Records for this task:
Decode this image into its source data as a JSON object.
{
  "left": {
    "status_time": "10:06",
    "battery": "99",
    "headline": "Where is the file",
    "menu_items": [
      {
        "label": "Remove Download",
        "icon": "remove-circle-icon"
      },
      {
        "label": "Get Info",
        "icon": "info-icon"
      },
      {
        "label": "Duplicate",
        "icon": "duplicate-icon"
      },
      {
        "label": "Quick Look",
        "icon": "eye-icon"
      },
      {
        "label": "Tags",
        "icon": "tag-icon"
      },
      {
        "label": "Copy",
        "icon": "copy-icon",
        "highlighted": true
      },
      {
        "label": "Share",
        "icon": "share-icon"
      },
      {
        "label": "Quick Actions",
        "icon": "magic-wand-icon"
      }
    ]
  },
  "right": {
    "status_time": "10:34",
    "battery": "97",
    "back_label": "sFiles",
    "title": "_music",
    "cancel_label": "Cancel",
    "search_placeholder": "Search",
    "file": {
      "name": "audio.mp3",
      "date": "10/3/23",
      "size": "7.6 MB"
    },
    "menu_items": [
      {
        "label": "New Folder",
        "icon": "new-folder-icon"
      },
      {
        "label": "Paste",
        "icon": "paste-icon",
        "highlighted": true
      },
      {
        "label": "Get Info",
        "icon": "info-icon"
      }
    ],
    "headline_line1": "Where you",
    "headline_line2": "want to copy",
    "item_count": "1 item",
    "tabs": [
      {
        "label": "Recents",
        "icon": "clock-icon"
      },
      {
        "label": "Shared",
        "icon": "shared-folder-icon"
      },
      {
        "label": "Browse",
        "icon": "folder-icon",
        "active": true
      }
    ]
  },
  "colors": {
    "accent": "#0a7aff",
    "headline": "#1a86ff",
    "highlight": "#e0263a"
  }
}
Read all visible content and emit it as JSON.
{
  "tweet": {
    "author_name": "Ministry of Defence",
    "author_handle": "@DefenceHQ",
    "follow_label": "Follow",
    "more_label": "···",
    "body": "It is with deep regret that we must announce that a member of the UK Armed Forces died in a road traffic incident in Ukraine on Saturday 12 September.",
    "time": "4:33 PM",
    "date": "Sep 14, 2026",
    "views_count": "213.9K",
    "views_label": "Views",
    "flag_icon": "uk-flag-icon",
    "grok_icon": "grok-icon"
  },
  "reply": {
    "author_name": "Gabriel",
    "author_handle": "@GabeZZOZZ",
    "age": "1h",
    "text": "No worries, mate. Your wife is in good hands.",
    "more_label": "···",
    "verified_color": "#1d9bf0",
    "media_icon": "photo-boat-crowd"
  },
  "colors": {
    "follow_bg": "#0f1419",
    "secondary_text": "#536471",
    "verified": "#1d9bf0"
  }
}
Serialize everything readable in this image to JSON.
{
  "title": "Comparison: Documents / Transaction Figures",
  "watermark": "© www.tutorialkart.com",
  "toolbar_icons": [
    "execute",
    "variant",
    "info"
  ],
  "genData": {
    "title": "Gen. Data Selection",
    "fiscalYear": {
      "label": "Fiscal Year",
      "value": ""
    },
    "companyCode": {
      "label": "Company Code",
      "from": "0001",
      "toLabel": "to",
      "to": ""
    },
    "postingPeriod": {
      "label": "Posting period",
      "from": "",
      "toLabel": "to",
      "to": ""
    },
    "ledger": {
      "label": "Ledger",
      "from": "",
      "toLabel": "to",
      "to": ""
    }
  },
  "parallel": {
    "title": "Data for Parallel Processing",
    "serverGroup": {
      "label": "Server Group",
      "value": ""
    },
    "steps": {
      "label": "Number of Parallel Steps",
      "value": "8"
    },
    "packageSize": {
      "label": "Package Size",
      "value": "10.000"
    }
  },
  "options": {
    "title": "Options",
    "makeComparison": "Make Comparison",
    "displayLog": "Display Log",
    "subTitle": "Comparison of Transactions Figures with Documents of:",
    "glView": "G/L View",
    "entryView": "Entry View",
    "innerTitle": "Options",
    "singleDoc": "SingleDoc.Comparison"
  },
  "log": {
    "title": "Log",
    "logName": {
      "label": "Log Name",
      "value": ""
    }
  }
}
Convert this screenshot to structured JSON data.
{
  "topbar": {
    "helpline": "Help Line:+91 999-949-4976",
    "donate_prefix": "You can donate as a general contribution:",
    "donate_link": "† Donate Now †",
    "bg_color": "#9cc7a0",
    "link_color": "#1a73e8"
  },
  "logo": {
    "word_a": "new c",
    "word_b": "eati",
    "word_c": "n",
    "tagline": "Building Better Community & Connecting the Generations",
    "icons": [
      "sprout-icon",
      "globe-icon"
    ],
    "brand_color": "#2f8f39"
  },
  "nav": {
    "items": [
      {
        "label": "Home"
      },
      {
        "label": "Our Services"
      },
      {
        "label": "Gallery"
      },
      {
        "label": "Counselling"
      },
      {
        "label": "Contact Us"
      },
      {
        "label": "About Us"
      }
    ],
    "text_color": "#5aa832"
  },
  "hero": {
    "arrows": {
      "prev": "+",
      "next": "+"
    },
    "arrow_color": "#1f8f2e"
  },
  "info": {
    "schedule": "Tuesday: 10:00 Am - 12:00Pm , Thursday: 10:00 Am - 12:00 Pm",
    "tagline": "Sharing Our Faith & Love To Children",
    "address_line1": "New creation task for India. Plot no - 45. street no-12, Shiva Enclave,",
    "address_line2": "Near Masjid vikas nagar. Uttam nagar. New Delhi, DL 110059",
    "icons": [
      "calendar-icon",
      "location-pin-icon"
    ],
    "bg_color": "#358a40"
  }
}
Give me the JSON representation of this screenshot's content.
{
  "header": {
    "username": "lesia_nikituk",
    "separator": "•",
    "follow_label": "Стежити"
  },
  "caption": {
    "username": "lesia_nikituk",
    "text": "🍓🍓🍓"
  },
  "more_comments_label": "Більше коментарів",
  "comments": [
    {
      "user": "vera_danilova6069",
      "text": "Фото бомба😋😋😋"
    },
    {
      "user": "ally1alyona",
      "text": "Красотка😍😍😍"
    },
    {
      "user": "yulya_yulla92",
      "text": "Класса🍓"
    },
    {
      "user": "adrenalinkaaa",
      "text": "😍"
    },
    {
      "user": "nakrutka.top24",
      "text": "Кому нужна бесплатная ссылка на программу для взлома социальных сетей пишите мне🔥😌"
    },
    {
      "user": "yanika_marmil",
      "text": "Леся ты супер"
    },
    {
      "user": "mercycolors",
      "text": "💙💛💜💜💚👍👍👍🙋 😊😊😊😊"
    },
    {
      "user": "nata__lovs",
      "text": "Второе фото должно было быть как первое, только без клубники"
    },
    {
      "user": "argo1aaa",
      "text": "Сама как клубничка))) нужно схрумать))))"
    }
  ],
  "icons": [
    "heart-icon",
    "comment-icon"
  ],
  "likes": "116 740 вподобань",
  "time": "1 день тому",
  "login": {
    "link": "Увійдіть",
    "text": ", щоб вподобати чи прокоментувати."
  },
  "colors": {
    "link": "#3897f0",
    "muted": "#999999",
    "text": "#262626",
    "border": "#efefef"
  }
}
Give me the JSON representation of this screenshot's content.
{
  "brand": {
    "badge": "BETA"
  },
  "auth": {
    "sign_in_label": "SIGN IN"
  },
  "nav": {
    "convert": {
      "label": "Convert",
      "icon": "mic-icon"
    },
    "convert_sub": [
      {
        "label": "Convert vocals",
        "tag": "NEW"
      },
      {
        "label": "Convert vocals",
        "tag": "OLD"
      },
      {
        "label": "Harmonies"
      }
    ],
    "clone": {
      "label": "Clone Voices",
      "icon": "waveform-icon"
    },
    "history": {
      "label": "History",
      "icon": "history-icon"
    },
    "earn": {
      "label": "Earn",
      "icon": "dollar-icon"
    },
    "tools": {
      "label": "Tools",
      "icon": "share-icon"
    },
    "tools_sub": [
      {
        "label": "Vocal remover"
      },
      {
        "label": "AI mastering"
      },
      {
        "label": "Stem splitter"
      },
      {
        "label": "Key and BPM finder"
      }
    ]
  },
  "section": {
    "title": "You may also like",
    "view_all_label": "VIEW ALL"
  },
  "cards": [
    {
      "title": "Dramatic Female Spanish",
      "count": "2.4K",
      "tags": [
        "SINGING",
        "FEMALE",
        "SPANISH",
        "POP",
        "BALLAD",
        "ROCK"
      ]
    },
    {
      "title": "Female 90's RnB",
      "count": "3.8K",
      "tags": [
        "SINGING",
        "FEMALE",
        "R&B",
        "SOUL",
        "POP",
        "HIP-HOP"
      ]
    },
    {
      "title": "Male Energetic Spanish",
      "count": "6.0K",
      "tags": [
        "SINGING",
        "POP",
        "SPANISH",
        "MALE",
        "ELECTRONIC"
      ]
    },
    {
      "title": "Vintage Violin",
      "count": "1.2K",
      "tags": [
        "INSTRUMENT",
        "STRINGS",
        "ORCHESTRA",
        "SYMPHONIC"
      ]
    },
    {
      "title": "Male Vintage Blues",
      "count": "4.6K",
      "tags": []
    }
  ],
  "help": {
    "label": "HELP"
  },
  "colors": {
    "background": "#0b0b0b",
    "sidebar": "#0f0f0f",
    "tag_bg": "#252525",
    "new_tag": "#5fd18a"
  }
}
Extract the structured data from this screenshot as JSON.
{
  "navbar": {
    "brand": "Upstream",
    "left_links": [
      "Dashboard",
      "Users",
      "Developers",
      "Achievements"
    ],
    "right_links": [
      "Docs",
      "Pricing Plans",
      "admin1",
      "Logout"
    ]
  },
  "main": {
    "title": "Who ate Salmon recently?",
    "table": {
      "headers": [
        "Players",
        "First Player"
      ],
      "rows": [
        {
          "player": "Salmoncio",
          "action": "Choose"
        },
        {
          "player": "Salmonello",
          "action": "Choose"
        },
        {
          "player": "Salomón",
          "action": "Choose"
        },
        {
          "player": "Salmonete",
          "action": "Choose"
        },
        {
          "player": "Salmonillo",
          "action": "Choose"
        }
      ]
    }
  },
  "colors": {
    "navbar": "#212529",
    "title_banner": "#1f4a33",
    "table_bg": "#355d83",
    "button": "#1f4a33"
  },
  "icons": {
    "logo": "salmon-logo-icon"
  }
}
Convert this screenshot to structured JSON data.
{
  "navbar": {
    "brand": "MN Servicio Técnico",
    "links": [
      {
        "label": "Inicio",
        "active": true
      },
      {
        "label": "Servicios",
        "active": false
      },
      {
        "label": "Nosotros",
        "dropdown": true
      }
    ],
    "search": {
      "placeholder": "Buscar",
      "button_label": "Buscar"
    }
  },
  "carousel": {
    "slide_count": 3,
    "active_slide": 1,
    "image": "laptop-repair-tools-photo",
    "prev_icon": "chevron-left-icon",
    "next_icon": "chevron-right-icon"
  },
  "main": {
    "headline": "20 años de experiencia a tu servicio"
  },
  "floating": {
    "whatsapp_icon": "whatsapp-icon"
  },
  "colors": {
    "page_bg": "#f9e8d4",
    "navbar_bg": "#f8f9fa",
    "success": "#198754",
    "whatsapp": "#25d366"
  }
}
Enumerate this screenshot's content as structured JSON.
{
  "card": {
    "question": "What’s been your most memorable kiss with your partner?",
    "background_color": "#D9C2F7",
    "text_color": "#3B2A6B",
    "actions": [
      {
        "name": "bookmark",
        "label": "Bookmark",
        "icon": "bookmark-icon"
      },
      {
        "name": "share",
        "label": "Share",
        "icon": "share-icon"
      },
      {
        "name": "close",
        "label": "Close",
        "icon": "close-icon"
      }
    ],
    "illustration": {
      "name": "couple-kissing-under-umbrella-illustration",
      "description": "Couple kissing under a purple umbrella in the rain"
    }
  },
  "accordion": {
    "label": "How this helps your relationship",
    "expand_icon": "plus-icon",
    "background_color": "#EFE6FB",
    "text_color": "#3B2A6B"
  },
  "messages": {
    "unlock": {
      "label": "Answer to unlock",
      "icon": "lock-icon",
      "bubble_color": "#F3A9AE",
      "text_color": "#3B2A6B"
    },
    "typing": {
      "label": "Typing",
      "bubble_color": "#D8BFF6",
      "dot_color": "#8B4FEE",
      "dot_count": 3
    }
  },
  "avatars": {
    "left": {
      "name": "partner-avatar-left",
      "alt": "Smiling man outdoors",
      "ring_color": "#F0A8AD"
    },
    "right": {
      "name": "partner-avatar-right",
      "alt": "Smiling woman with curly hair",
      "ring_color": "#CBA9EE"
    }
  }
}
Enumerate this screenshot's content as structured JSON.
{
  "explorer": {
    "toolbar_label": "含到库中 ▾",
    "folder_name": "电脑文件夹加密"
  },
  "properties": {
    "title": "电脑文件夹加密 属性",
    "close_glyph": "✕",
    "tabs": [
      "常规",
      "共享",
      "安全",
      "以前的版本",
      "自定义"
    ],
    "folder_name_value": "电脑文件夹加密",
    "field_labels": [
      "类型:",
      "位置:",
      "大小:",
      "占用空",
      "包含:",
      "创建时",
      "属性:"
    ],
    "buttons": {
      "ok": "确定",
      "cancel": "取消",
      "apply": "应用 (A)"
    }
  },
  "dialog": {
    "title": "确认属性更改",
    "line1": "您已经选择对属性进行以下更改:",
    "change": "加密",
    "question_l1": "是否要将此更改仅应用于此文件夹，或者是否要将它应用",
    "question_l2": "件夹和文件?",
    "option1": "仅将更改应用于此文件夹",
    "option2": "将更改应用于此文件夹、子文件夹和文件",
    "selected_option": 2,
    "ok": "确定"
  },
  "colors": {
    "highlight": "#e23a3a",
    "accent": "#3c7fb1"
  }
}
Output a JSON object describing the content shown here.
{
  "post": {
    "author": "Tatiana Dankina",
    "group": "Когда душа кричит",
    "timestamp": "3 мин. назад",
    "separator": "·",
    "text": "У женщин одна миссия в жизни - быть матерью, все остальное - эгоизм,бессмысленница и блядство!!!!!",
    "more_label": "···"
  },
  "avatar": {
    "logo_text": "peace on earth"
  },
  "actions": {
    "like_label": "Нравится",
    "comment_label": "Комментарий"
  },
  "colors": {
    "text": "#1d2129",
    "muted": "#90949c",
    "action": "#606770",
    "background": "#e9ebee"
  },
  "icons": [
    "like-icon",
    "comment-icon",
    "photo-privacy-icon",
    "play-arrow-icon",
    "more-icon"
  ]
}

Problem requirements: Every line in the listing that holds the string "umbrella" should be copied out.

Answer box:
      "name": "couple-kissing-under-umbrella-illustration",
      "description": "Couple kissing under a purple umbrella in the rain"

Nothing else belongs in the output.